--- ENTRIES PROVIDED ---

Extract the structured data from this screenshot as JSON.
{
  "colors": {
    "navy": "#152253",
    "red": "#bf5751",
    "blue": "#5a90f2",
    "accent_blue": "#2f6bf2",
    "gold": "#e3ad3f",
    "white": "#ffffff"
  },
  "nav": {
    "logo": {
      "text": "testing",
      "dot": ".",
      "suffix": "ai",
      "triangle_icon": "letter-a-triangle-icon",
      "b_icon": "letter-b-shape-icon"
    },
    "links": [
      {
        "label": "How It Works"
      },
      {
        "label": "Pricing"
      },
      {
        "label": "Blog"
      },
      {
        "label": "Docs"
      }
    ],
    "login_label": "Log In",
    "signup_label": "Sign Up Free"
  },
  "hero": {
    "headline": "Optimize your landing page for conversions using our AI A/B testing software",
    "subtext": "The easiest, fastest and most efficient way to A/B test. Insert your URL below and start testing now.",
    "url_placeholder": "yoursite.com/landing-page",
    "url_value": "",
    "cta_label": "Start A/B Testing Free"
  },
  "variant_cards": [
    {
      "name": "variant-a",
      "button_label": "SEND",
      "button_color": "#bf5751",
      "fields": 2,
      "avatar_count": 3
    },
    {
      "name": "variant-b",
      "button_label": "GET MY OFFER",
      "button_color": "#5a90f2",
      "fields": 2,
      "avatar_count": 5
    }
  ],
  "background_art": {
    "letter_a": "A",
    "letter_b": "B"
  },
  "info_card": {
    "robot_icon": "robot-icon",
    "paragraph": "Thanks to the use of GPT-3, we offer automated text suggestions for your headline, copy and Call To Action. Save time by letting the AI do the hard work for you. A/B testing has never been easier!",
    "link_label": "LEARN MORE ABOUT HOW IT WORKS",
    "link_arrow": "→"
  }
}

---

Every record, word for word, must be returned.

Extract the structured data from this screenshot as JSON.
{
  "colors": {
    "navy": "#152253",
    "red": "#bf5751",
    "blue": "#5a90f2",
    "accent_blue": "#2f6bf2",
    "gold": "#e3ad3f",
    "white": "#ffffff"
  },
  "nav": {
    "logo": {
      "text": "testing",
      "dot": ".",
      "suffix": "ai",
      "triangle_icon": "letter-a-triangle-icon",
      "b_icon": "letter-b-shape-icon"
    },
    "links": [
      {
        "label": "How It Works"
      },
      {
        "label": "Pricing"
      },
      {
        "label": "Blog"
      },
      {
        "label": "Docs"
      }
    ],
    "login_label": "Log In",
    "signup_label": "Sign Up Free"
  },
  "hero": {
    "headline": "Optimize your landing page for conversions using our AI A/B testing software",
    "subtext": "The easiest, fastest and most efficient way to A/B test. Insert your URL below and start testing now.",
    "url_placeholder": "yoursite.com/landing-page",
    "url_value": "",
    "cta_label": "Start A/B Testing Free"
  },
  "variant_cards": [
    {
      "name": "variant-a",
      "button_label": "SEND",
      "button_color": "#bf5751",
      "fields": 2,
      "avatar_count": 3
    },
    {
      "name": "variant-b",
      "button_label": "GET MY OFFER",
      "button_color": "#5a90f2",
      "fields": 2,
      "avatar_count": 5
    }
  ],
  "background_art": {
    "letter_a": "A",
    "letter_b": "B"
  },
  "info_card": {
    "robot_icon": "robot-icon",
    "paragraph": "Thanks to the use of GPT-3, we offer automated text suggestions for your headline, copy and Call To Action. Save time by letting the AI do the hard work for you. A/B testing has never been easier!",
    "link_label": "LEARN MORE ABOUT HOW IT WORKS",
    "link_arrow": "→"
  }
}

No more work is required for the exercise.